The local ordinary, Bishop John M. D’Arcy of Fort Wayne-South Bend, has announced that he will take a pass on the graduation ceremony. After attending for twenty-five years, he just cannot bring himself to sit through this one with pro-choice Mr. Obama receiving an honorary doctorate in law. The fact that Notre Dame is honoring former US Ambassador to the Vatican Mary Ann Glendon with their prestigious Laetare Medal is not enough to bring out Bishop D’Arcy. Mary Ann Glendon, a conservative legal scholar from Harvard Law School, led the Vatican’s delegation to the Fourth World Conference on Women in Beijing in 1995, where she spearheaded opposition to family planning and abortion. She more than balances out President Obama on that score.
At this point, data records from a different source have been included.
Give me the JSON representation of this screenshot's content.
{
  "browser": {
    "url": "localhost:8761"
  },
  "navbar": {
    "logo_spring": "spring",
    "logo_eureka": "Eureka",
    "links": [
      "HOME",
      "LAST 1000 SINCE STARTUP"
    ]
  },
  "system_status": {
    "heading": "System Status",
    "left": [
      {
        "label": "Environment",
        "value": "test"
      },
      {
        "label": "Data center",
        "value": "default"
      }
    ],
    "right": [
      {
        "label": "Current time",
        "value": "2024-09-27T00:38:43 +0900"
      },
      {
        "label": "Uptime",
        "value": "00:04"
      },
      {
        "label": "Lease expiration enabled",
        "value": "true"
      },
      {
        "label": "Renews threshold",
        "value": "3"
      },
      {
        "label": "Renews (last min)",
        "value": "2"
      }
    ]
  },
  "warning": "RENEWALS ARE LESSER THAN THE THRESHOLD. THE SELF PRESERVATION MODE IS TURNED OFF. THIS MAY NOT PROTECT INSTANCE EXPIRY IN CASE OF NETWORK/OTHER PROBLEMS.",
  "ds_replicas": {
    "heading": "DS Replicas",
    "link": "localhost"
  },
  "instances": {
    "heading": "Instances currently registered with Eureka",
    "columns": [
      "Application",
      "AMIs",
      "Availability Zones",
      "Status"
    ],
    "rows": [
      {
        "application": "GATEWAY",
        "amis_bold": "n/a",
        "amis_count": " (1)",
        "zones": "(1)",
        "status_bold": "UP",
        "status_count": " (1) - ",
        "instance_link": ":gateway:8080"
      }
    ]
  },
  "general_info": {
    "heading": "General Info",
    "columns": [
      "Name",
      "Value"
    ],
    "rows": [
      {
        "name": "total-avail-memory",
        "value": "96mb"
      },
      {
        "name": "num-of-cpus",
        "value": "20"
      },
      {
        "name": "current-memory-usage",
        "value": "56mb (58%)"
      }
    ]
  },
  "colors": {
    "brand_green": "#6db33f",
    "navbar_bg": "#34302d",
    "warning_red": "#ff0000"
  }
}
Not wanting to look soft on abortion, D’Arcy’s episcopal colleague, Bishop Gerald A. Gettelfinger of the Diocese of Evansville, Indiana, announced that he will not attend a local Right to Life dinner because Michael Steele, Committee Chair of the Republican National Committee, will speak. Mr. Steele let slip in a GQ interview that abortion is “an individual choice,” despite his party’s anti-abortion plank (though he later “clarified” that remark). Anti-choice Governor Sarah Palin is expected at the event, but apparently her presence, a tried and true anti-abortion politician, was not enough to entice Bishop Gettelfinger either. It appears that some Indiana bishops will not even be seen in the presence of pro-choice people, or publicly anti-choice people who might harbor a doubt or two in a hard case. I don’t even want to think about what it means that two white bishops are dissing two African American leading men in politics.
Every president gets a boatload of invitations at commencement season. I suspect that Mr. Obama chose the University of Notre Dame (he will also speak at Arizona State University and the US Naval Academy) because of its visibility as a Catholic institution in order to thank the majority of Catholics who helped him win the election. Crass but clear.
I would have suggested a place like Trinity University in Washington DC, founded in 1897 by the Sisters of Notre Dame de Namur. That small but stalwart school is proud of its accomplished pro-choice alumnae, including Speaker of the House Nancy Pelosi and Kansas Governor Kathleen Sebelius. The governor awaits confirmation as Secretary of Health and Human Services over the yelping of anti-choice Catholics. Trinity was a predominately white, upper middle class college when my mother suggested I consider it. Now, more than 85% of its students are African American or Hispanic, many of whom are the first in their families to go to college. Trinity, without the ethos or endowment of Notre Dame, embodies Catholic commitment to excellence and inclusivity. Maybe next year the president will just stroll up North Capitol Street and get his honorary degree from the Trinity women.
But this year he has to “win one for The Gipper.” I only hope that Notre Dame people of many opinions will recognize that democracy is not a game and education is not a football—even as the band plays on.
What though the odds be great or small,
Old Notre Dame will win over all,
While her loyal ones are marching
Onward to victory!
—“Notre Dame Victory March”